The local registry acts as a memory registry where an user can store text strings, XML strings, and URLs. Local entries can be used to hold various configuration elements required by sequences and proxy services. Usually they are used to hold WSDLs, XSDs, XSLT files etc. A local entry can contain XML content as well as plain text content. A local entry can be configured to load content from a remote file too. WSO2 ESB allows to add new local entries easily using user interface configuration

From this blog,I'll explain  how to attach a WSDL to a proxy service from local registry. Note that you can keep a WSDL as a local entry. But it is recommended to keep wsdls in the registry instead, for easier and better management.
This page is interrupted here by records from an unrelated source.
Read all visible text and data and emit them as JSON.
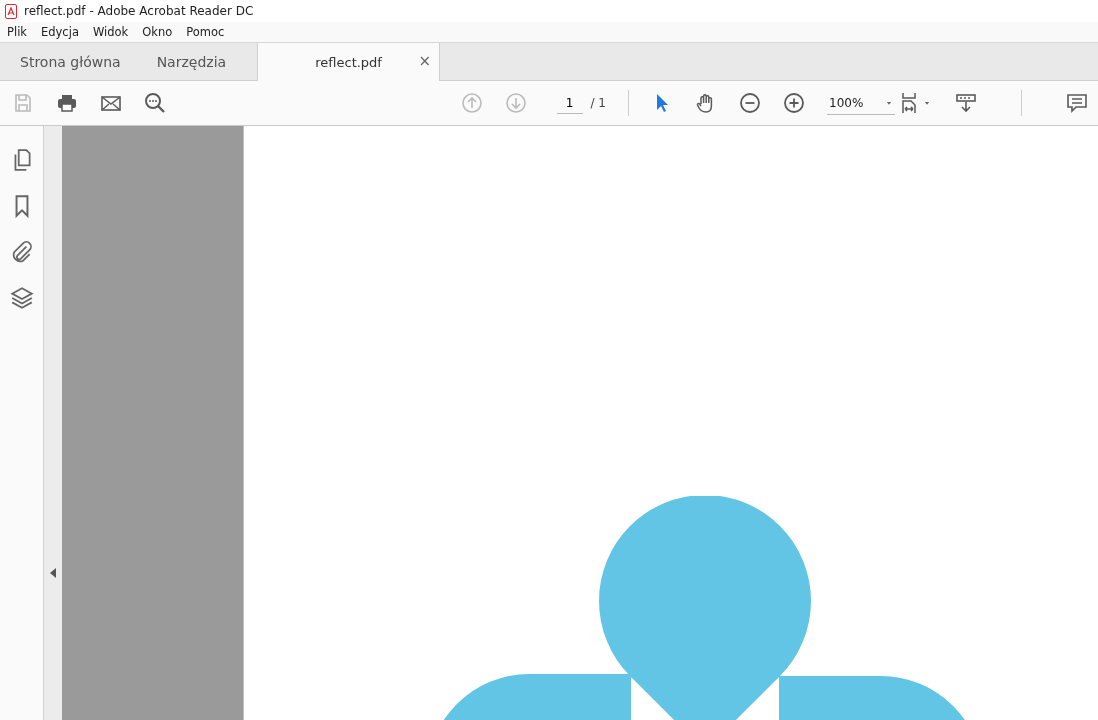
{
  "window": {
    "title": "reflect.pdf - Adobe Acrobat Reader DC"
  },
  "menu": [
    "Plik",
    "Edycja",
    "Widok",
    "Okno",
    "Pomoc"
  ],
  "tabs": [
    {
      "label": "Strona główna",
      "selected": false,
      "kind": "nav"
    },
    {
      "label": "Narzędzia",
      "selected": false,
      "kind": "nav"
    },
    {
      "label": "reflect.pdf",
      "selected": true,
      "kind": "document",
      "close": "×"
    }
  ],
  "toolbar": {
    "left": [
      {
        "kind": "save",
        "disabled": true
      },
      {
        "kind": "print",
        "disabled": false
      },
      {
        "kind": "mail",
        "disabled": false
      },
      {
        "kind": "search",
        "disabled": false
      }
    ],
    "nav": [
      {
        "kind": "up",
        "disabled": true
      },
      {
        "kind": "down",
        "disabled": true
      }
    ],
    "page_number": "1",
    "page_total": "/ 1",
    "tools": [
      {
        "kind": "cursor",
        "selected": true
      },
      {
        "kind": "hand",
        "selected": false
      },
      {
        "kind": "zoom-out",
        "selected": false
      },
      {
        "kind": "zoom-in",
        "selected": false
      }
    ],
    "zoom": "100%",
    "right": [
      {
        "kind": "fit"
      },
      {
        "kind": "scroll"
      },
      {
        "kind": "comment"
      }
    ]
  },
  "sidebar": [
    {
      "kind": "pages"
    },
    {
      "kind": "bookmark"
    },
    {
      "kind": "attachment"
    },
    {
      "kind": "layers"
    }
  ]
}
Below steps will explainhow to add a WSDL from a local entry to a proxy service.
  1. Extract WSO2 ESB downloaded pack and start it.
  2. Log-in to ESB admin-console.
  3. Create the local entry for WSDL.

  • Navigate to ESB_menu->Manage->Service Bus->Local Entries 


  • Select Add Local Entries option and add the wsdl from In-lined XML Entry option or Source URL Entry option. 
  • After finished adding it,you'll see the local entry is listed in UI.For more information refer the document [1]. 

  1. Create the proxy service 
  • Navigate to ESB_menu->Manage->Add->Proxy Service and select your wanted proxy service template.Here we will select custom proxy template.
           
  • Then for the 'Publish WSDL Options';set 'Publishing WSDL' as 'Pick from registry' as below.


  • To enter 'Reference Key' value click on 'Configuration Registry' link appeared in the UI 
  • Then you will see the Resource Browser UI will pop up.


  • In that Resource Browser UI,on the top you'll see,there's a field called 'Local Registry' with a drop down.



  • Click on the drop down and you'll see the added local entry is listed there as in below image. 
              
  • Select your local entry from this dropdown and click 'Ok' on resource browser UI.Note that please don't picked the path for wsdl from browsing the registry tree.
  • Then proceed with setting endpoints,insequences,outsequences,etc properly to your proxy service.Finally you'll able to successfully create the proxy service. 

How Facebook Orders Your Search Results


When I logged in to Facebook [when I'm free ;)] and tries to search about a friend ,I always notice some names will listed down with a order very fastly.

Have you ever wondered how Facebook orders your search results? Clearly they have some ordering about who they think you are looking for, and they seem to guess pretty well.Facebook order it based on who you interact with, whose profile you look at and who you have recently become friends with.To verify this with a book-marklet ,refer this interesting blog